    • 1668, John Denham, The Passion of Dido for Aeneas
      And let there be / 'Twixt us and them no league, nor amity.
  2. (sports) An organization of sports teams which play against one another for a championship.
    My favorite sports organizations are the National Football League and the American League in baseball.
  3. (informal, rugby) Ellipsis of rugby league
    Are you going to watch the league tonight?
  4. (often in the negative) A class or type of people or things that are evenly matched or on the same level.
    Forget about dating him; he's out of your league.
    We're not even in the same league.
  5. A prefecture-level administrative unit in Inner Mongolia (Chinese: ).
  6. (military) An alliance or coalition.
Derived terms[edit]
Related terms[edit]
  • Japanese: リーグ (rīgu)
  • Korean: 리그 (rigeu)


league (third-person singular simple present leagues, present participle leaguing, simple past and past participle leagued)

  1. To form an association; to unite in a league or confederacy; to combine for mutual support.

Etymology 2[edit]

From Middle English lege (league), from Late Latin leuca, leuga (the Gaulish mile), from Gaulish[1], from Proto-Celtic *lewgā (compare Middle Breton leau, Welsh lew, Breton lev / leo (league)).[2]
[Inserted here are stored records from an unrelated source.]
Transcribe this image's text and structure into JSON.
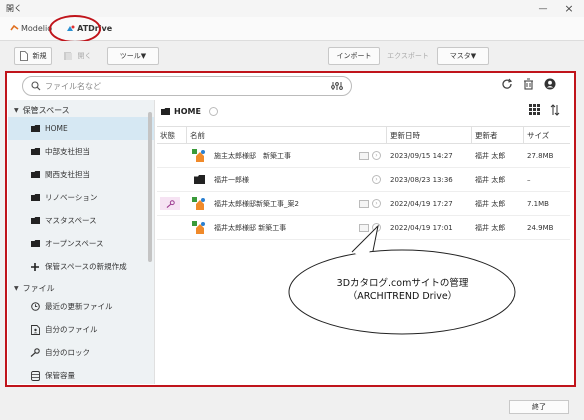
{
  "window": {
    "title": "開く",
    "minimize": "—",
    "close": "×"
  },
  "tabs": [
    {
      "label": "Modelio"
    },
    {
      "label": "ATDrive"
    }
  ],
  "toolbar": {
    "new_label": "新規",
    "open_label": "開く",
    "tools_label": "ツール▼",
    "import_label": "インポート",
    "export_label": "エクスポート",
    "master_label": "マスタ▼"
  },
  "search": {
    "placeholder": "ファイル名など"
  },
  "sidebar": {
    "storage_header": "保管スペース",
    "storage_items": [
      {
        "label": "HOME"
      },
      {
        "label": "中部支社担当"
      },
      {
        "label": "関西支社担当"
      },
      {
        "label": "リノベーション"
      },
      {
        "label": "マスタスペース"
      },
      {
        "label": "オープンスペース"
      },
      {
        "label": "保管スペースの新規作成"
      }
    ],
    "file_header": "ファイル",
    "file_items": [
      {
        "label": "最近の更新ファイル"
      },
      {
        "label": "自分のファイル"
      },
      {
        "label": "自分のロック"
      },
      {
        "label": "保管容量"
      }
    ]
  },
  "breadcrumb": {
    "label": "HOME"
  },
  "table": {
    "columns": [
      "状態",
      "名前",
      "更新日時",
      "更新者",
      "サイズ"
    ],
    "rows": [
      {
        "name": "施主太郎様邸　新築工事",
        "date": "2023/09/15 14:27",
        "user": "福井 太郎",
        "size": "27.8MB"
      },
      {
        "name": "福井一郎様",
        "date": "2023/08/23 13:36",
        "user": "福井 太郎",
        "size": "–"
      },
      {
        "name": "福井太郎様邸新築工事_案2",
        "date": "2022/04/19 17:27",
        "user": "福井 太郎",
        "size": "7.1MB"
      },
      {
        "name": "福井太郎様邸 新築工事",
        "date": "2022/04/19 17:01",
        "user": "福井 太郎",
        "size": "24.9MB"
      }
    ]
  },
  "callout": {
    "line1": "3Dカタログ.comサイトの管理",
    "line2": "（ARCHITREND Drive）"
  },
  "footer": {
    "close_label": "終了"
  },
  "colors": {
    "highlight": "#c0141b",
    "sidebar_bg": "#eef2f4",
    "selected": "#d6e8f3"
  }
}
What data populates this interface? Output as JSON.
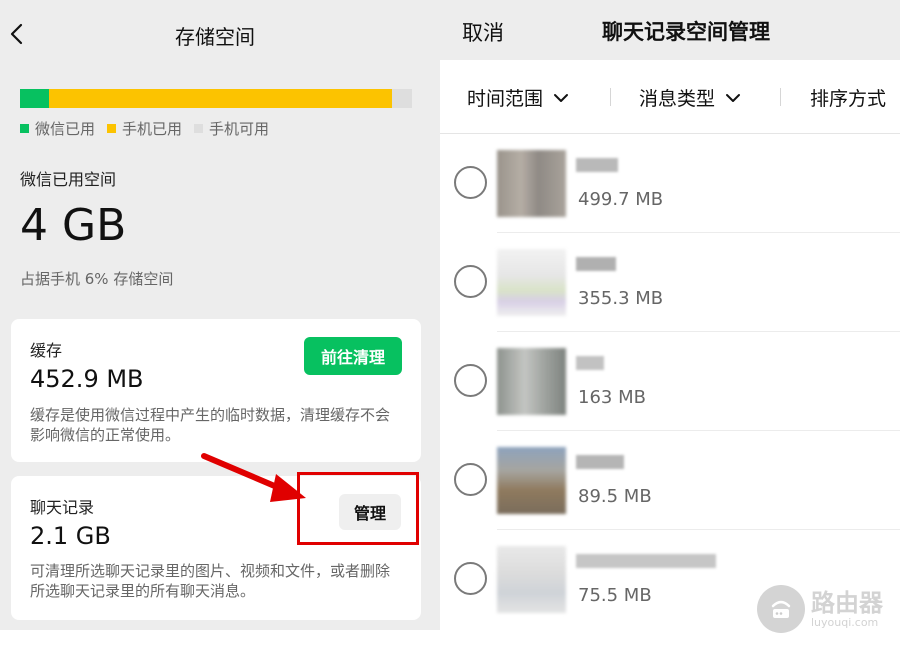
{
  "left": {
    "header": {
      "title": "存储空间"
    },
    "storage_bar": {
      "wechat_fraction": 0.075,
      "phone_fraction": 0.875
    },
    "legend": [
      {
        "label": "微信已用",
        "color": "#07c160"
      },
      {
        "label": "手机已用",
        "color": "#fcc300"
      },
      {
        "label": "手机可用",
        "color": "#dedede"
      }
    ],
    "wechat_used": {
      "label": "微信已用空间",
      "value": "4 GB",
      "description": "占据手机 6% 存储空间"
    },
    "cache": {
      "title": "缓存",
      "value": "452.9 MB",
      "button_label": "前往清理",
      "description": "缓存是使用微信过程中产生的临时数据，清理缓存不会影响微信的正常使用。"
    },
    "chat_records": {
      "title": "聊天记录",
      "value": "2.1 GB",
      "button_label": "管理",
      "description": "可清理所选聊天记录里的图片、视频和文件，或者删除所选聊天记录里的所有聊天消息。"
    }
  },
  "right": {
    "header": {
      "cancel_label": "取消",
      "title": "聊天记录空间管理"
    },
    "filters": [
      {
        "label": "时间范围"
      },
      {
        "label": "消息类型"
      },
      {
        "label": "排序方式"
      }
    ],
    "chats": [
      {
        "size": "499.7 MB"
      },
      {
        "size": "355.3 MB"
      },
      {
        "size": "163 MB"
      },
      {
        "size": "89.5 MB"
      },
      {
        "size": "75.5 MB"
      }
    ]
  },
  "colors": {
    "accent_green": "#07c160",
    "phone_yellow": "#fcc300",
    "highlight_red": "#e00000"
  },
  "watermark": {
    "main": "路由器",
    "sub": "luyouqi.com"
  }
}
league (plural leagues)

  1. (measurement) The distance that a person can walk in one hour, commonly taken to be approximately three English miles (about five kilometers).
  2. A stone erected near a public road to mark the distance of a league.


  1. ^ Blažek, Václav (2008), “Gaulish Language”, in Studia minora Facultatis philosophicae Universitatis Brunensis, issue 13, Sborníku prací filozofické fakulty brněnské univerzity, page 49
  2. ^ Koch, John (2004) English–Proto-Celtic Word-list with attested comparanda[1], University of Wales Centre for Advanced Welsh & Celtic Studies